"Empathy is a skill that can be learned. We initially learn empathy and resilience in childhood, though that's not always the case," she said.
"Building empathy now means to remind ourselves of the trials and tribulations that others face. There are self-soothing options like watching certain types of movies and TV shows on Netflix or reading books, which is rarer these days. Social media is another tool."
Sheena Yap Chan, author and host of the "The Tao of Self Confidence" podcast, agrees that social media can be used as a temporary substitute for physical interaction.
"Since most of the world is on lockdown we have turned to the internet to speak with others, whether it's through Zoom or social media. Apps like Clubhouse have been great to create rooms and safe spaces for people, especially women, to chat about their issues," she said.
"It's very important to empathize with others because it shows others that whatever we are feeling is normal and that we are not alone. Many people are stuck at home and our mental health issues have heightened because of it."
For young people, especially, Twitter, Instagram and TikTok are channels through which they can share messages of support with friends and strangers as they try to regain this fading capacity to care for others.

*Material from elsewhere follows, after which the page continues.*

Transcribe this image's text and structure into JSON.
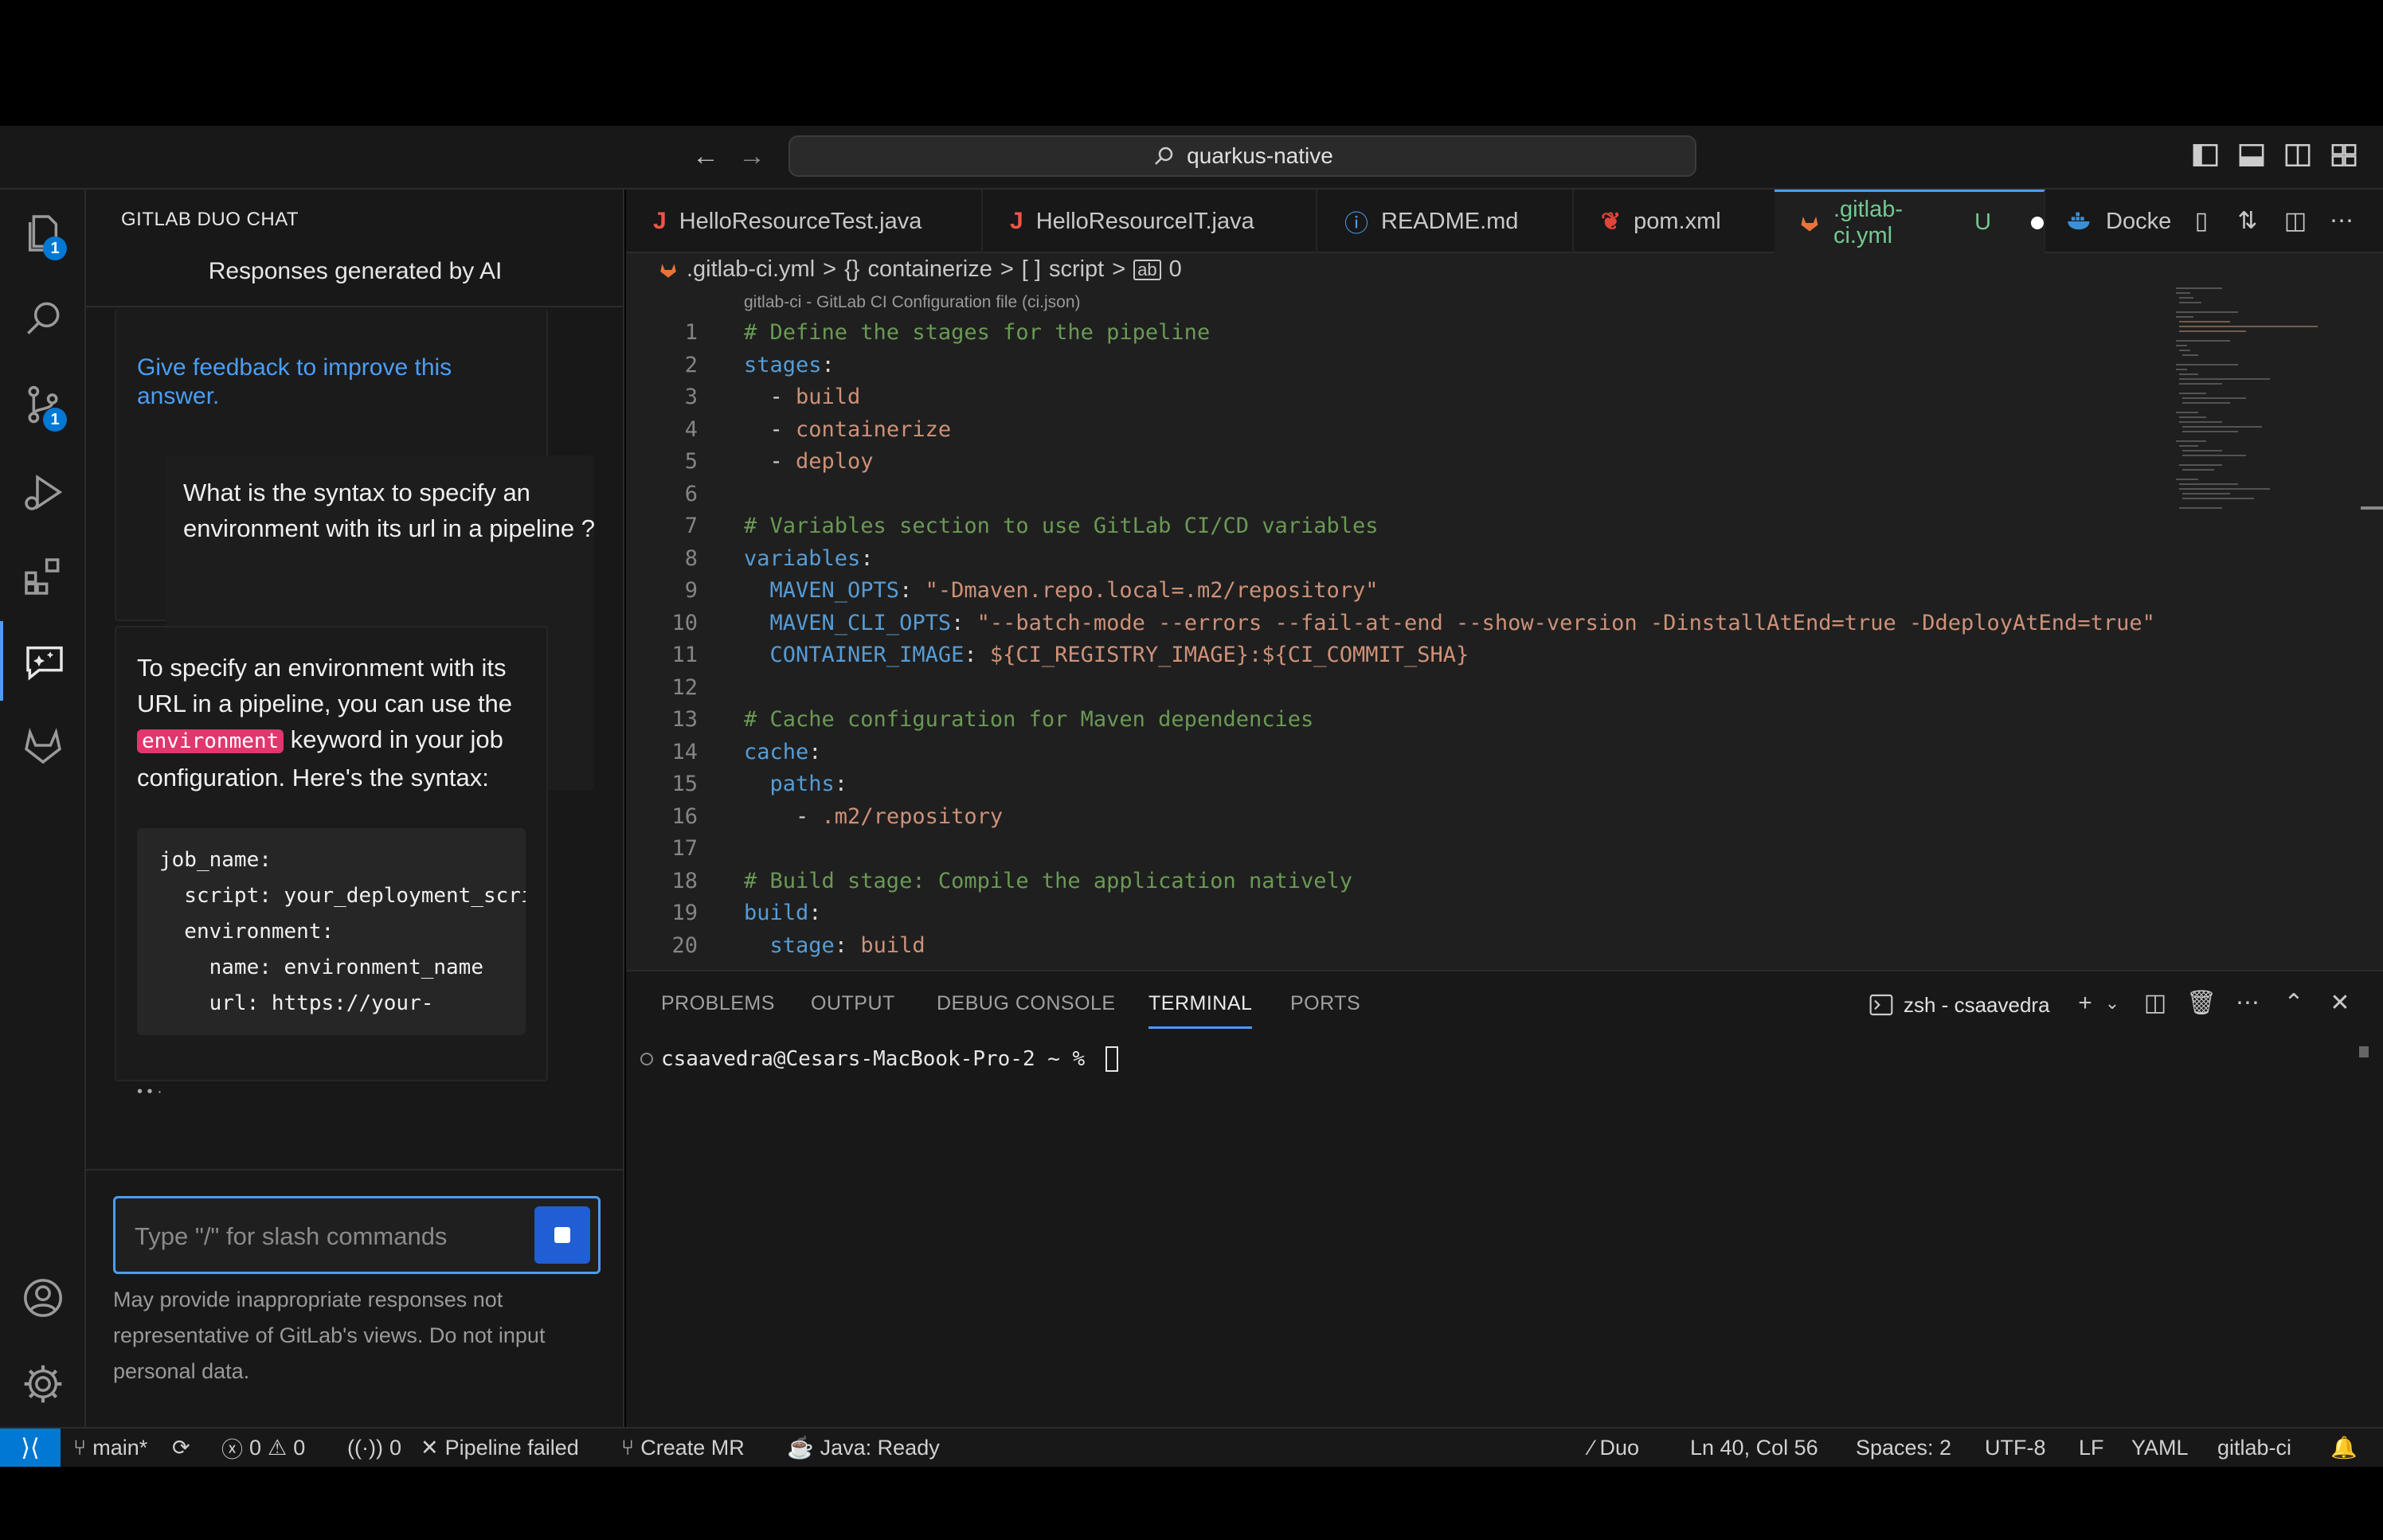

It's a conscious effort to choose to stay safely connected.
After all, empathy, at its simplest, is paying attention to others and understanding their frame of reference.
"Empathy is vital to understand where people are coming from, their moral stance, and their attitude to different events," Dutt said. "We measure our way in the world with our reactions and treatment of others, friends, family or perfect strangers."